Texas Tough: The Rise of America's Prison Empire
Robert Perkinson, Author and Professor of American History at University of Hawaii
Monday, February 8, 2010
Interesting that the Environmental Movement has racial segregation in common with the Tea Party Movement. Yet they both give empty lip service to 'wanting' minority participation. Welcome to far left and far right racial hypocrisy. Do you have to drink the Kool-Aid to participate? Of course you do. We are wary of both of these movements because they have zero interest in Black communities. In fact, they do not even want to acknowledge the existence of these neighborhoods. Except in some sort of abstract way, as in they don't go there but surely some sort of 'program' can address the needs of 'those people.' We prefer President Barack Obama and former President George W. Bush to these exclusive movements. At least those presidents let us in the door in high-level positions. And acknowledge our existence. Even the GOP recruited Micheal Steele. So don't go thinking you are 'all that' Tea Party Movement. Neither you nor your step sister the Environmental Movement are 'all that' to us.
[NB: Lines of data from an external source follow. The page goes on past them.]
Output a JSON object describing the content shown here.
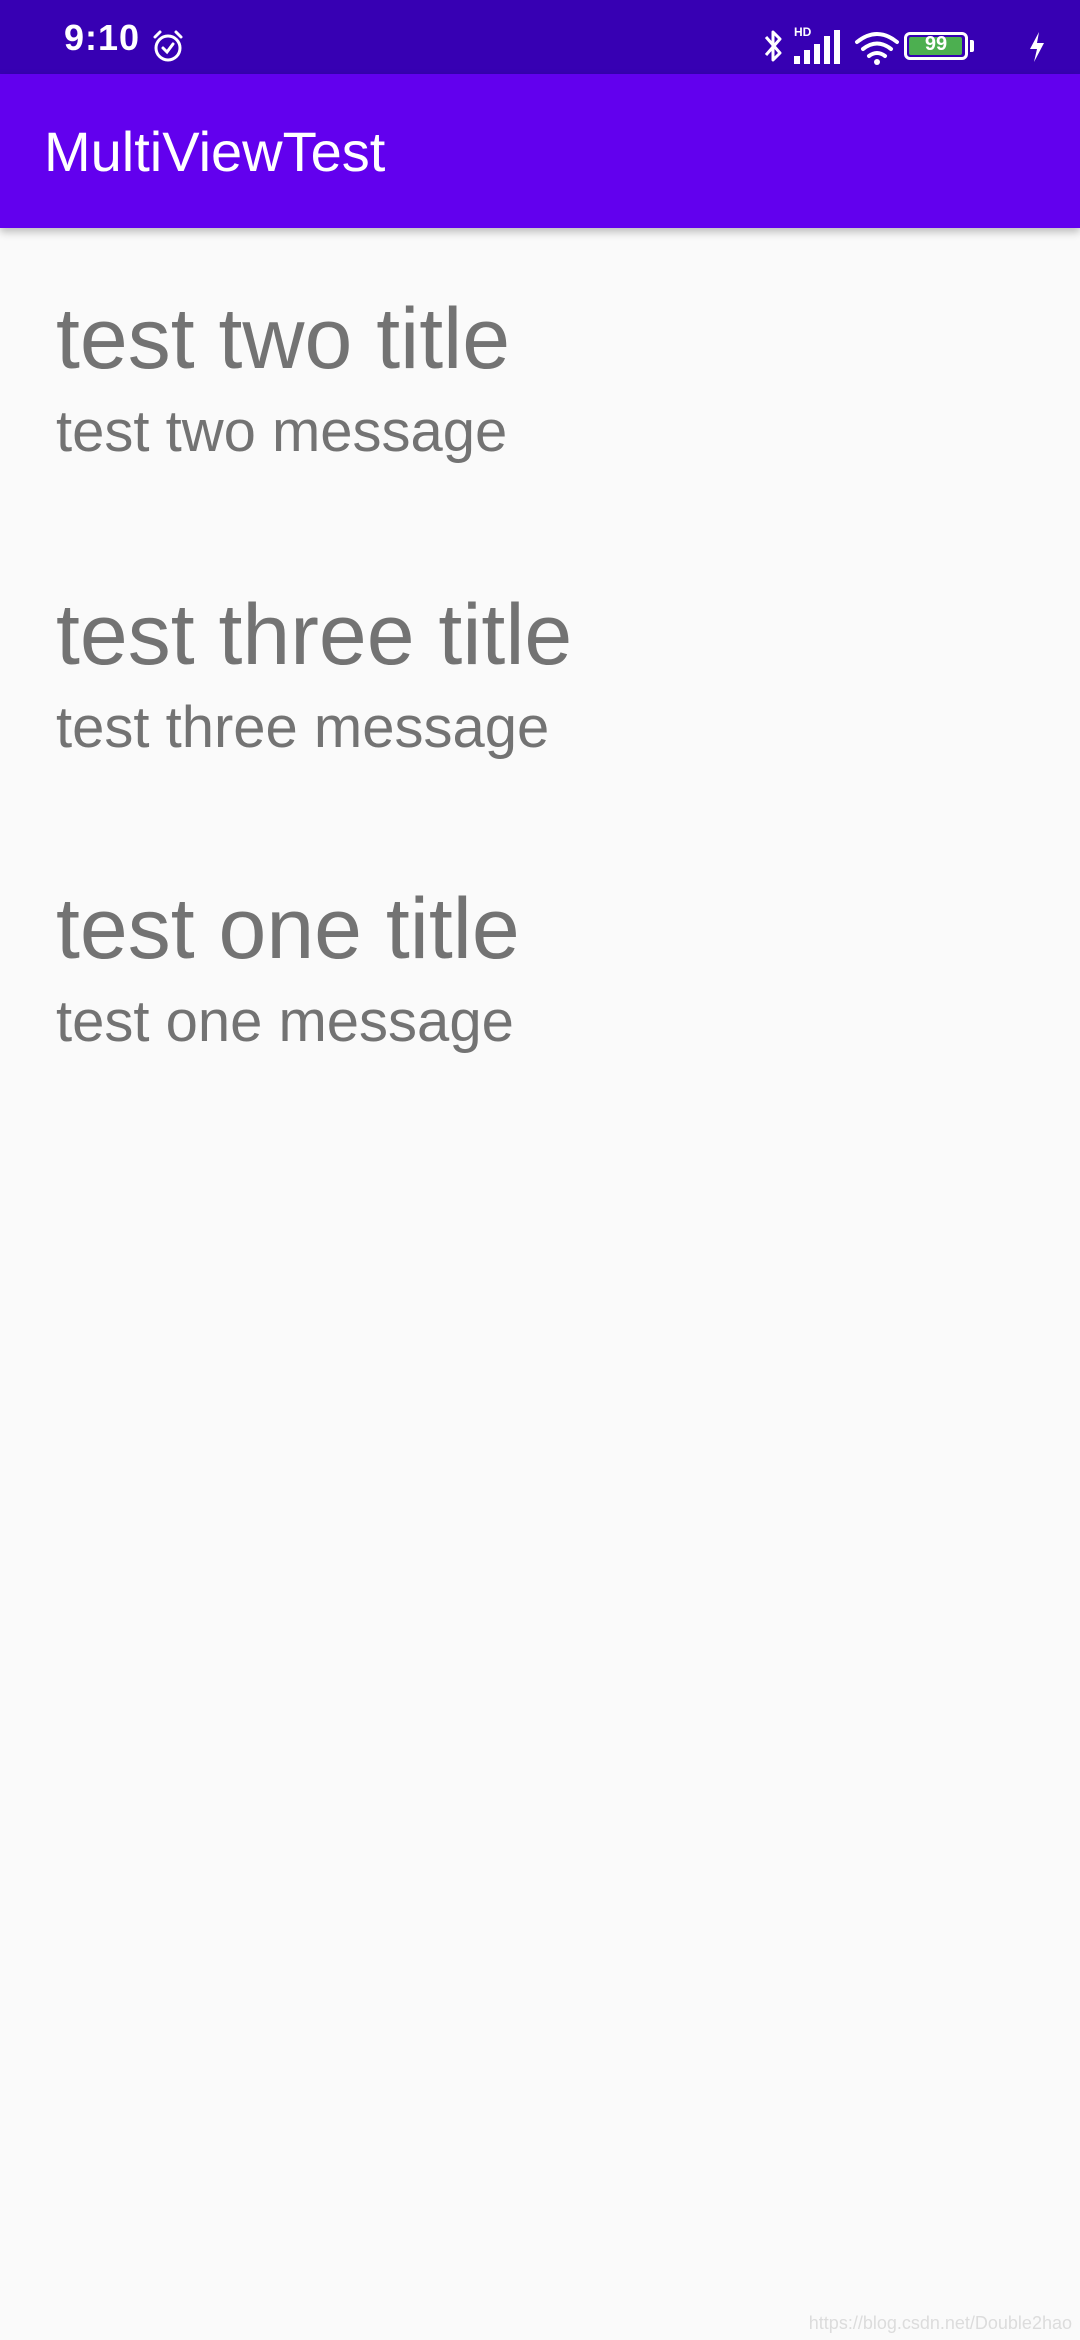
{
  "status_bar": {
    "time": "9:10",
    "battery_level": "99",
    "network_label": "HD",
    "icons": [
      "alarm-icon",
      "bluetooth-icon",
      "signal-icon",
      "wifi-icon",
      "battery-icon",
      "charging-icon"
    ]
  },
  "app_bar": {
    "title": "MultiViewTest",
    "color": "#6200ee",
    "status_color": "#3700b3"
  },
  "list": {
    "items": [
      {
        "title": "test two title",
        "message": "test two message"
      },
      {
        "title": "test three title",
        "message": "test three message"
      },
      {
        "title": "test one title",
        "message": "test one message"
      }
    ]
  },
  "watermark": "https://blog.csdn.net/Double2hao"
}
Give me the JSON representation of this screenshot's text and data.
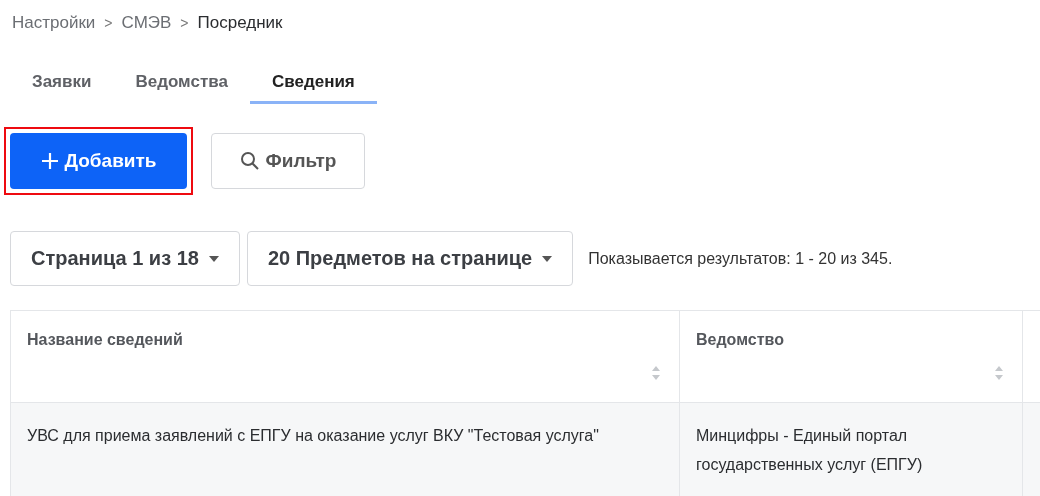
{
  "breadcrumb": [
    {
      "label": "Настройки",
      "current": false
    },
    {
      "label": "СМЭВ",
      "current": false
    },
    {
      "label": "Посредник",
      "current": true
    }
  ],
  "breadcrumb_separator": ">",
  "tabs": [
    {
      "label": "Заявки",
      "selected": false
    },
    {
      "label": "Ведомства",
      "selected": false
    },
    {
      "label": "Сведения",
      "selected": true
    }
  ],
  "toolbar": {
    "add_button": {
      "label": "Добавить",
      "highlighted": true
    },
    "filter_button": {
      "label": "Фильтр"
    }
  },
  "pagination": {
    "page_select": "Страница 1 из 18",
    "per_page_select": "20 Предметов на странице",
    "results": "Показывается результатов: 1 - 20 из 345."
  },
  "table": {
    "columns": [
      "Название сведений",
      "Ведомство"
    ],
    "rows": [
      [
        "УВС для приема заявлений с ЕПГУ на оказание услуг ВКУ \"Тестовая услуга\"",
        "Минцифры - Единый портал государственных услуг (ЕПГУ)"
      ]
    ]
  }
}
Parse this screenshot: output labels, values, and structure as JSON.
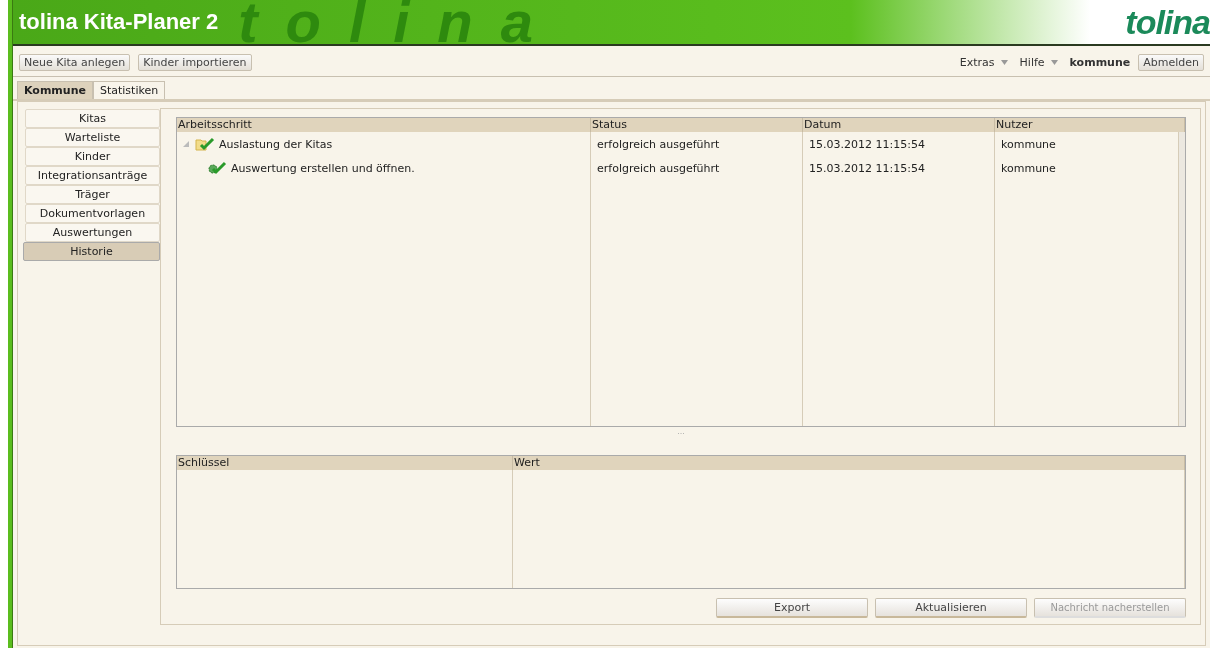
{
  "window": {
    "title": "tolina Kita-Planer 2",
    "logo": "tolina",
    "background_lettering": "tolina"
  },
  "toolbar": {
    "buttons": [
      "Neue Kita anlegen",
      "Kinder importieren"
    ],
    "menus": [
      "Extras",
      "Hilfe"
    ],
    "user": "kommune",
    "logout": "Abmelden"
  },
  "tabs": [
    {
      "label": "Kommune",
      "selected": true
    },
    {
      "label": "Statistiken",
      "selected": false
    }
  ],
  "sidebar": {
    "items": [
      {
        "label": "Kitas",
        "selected": false
      },
      {
        "label": "Warteliste",
        "selected": false
      },
      {
        "label": "Kinder",
        "selected": false
      },
      {
        "label": "Integrationsanträge",
        "selected": false
      },
      {
        "label": "Träger",
        "selected": false
      },
      {
        "label": "Dokumentvorlagen",
        "selected": false
      },
      {
        "label": "Auswertungen",
        "selected": false
      },
      {
        "label": "Historie",
        "selected": true
      }
    ]
  },
  "history_table": {
    "columns": [
      "Arbeitsschritt",
      "Status",
      "Datum",
      "Nutzer"
    ],
    "rows": [
      {
        "kind": "folder",
        "expanded": true,
        "step": "Auslastung der Kitas",
        "status": "erfolgreich ausgeführt",
        "date": "15.03.2012 11:15:54",
        "user": "kommune",
        "children": [
          {
            "kind": "task",
            "step": "Auswertung erstellen und öffnen.",
            "status": "erfolgreich ausgeführt",
            "date": "15.03.2012 11:15:54",
            "user": "kommune"
          }
        ]
      }
    ]
  },
  "splitter": "...",
  "details_table": {
    "columns": [
      "Schlüssel",
      "Wert"
    ]
  },
  "buttons": [
    {
      "label": "Export",
      "disabled": false
    },
    {
      "label": "Aktualisieren",
      "disabled": false
    },
    {
      "label": "Nachricht nacherstellen",
      "disabled": true
    }
  ]
}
The Mickey Leland Environmental Internship Program provides summer internship opportunities for minorities, women, and economically disadvantaged students pursuing environmental, engineering, science-related, and public administration careers at colleges and universities across the United States. The program was established in 1992 by the Texas Water Commission (a predecessor agency to the TCEQ) in partnership with the Texas Water Development Board, the Texas General Land Office, the Texas Chemical Council, the Texas Council of the American Electronics Association and numerous private corporation.
The purpose of the program is to expose undergraduate and graduate students to environmental issues and provide them with opportunities to gain professional experience.
The program honors the late U.S. Congressman Mickey Leland's effective efforts to promote a clean and healthy environment. Congressman Leland was killed in a plane crash on August 7, 1989, en route to Ethiopia on a mission as Chairman of the U.S. House of Representatives Select Committee on Hunger. Leland's environmental commitment is well documented. He was most noted for his contributions as a member of the Subcommittee on Health and Environment. He emphasized and demonstrated the importance of heightened awareness and involvement of minority participation in the protection of public health and environmental issues and consistently addressed public health issues related to the minority community.
Students interested in participating in the Mickey Leland program must have completed at least 60 undergraduate semester hours at the end of the most immediate past Fall semester or be a current graduate student enrollee. Candidates must be enrolled full time during the current Spring semester and have a minimum academic grade point average of 2.0 on a 4.0 scale at the time of application.
The official deadline for submitting the application and supporting documents will be April 1, 2010. Interested intern candidates should submit an application form.
AAEA President McDonald, pictured above with Mickey Leland in 1982, organized the first Congressional Black Caucus Energy Braintrust in cooperation with the congressman's office. (Texas Commission on Environmental Quality)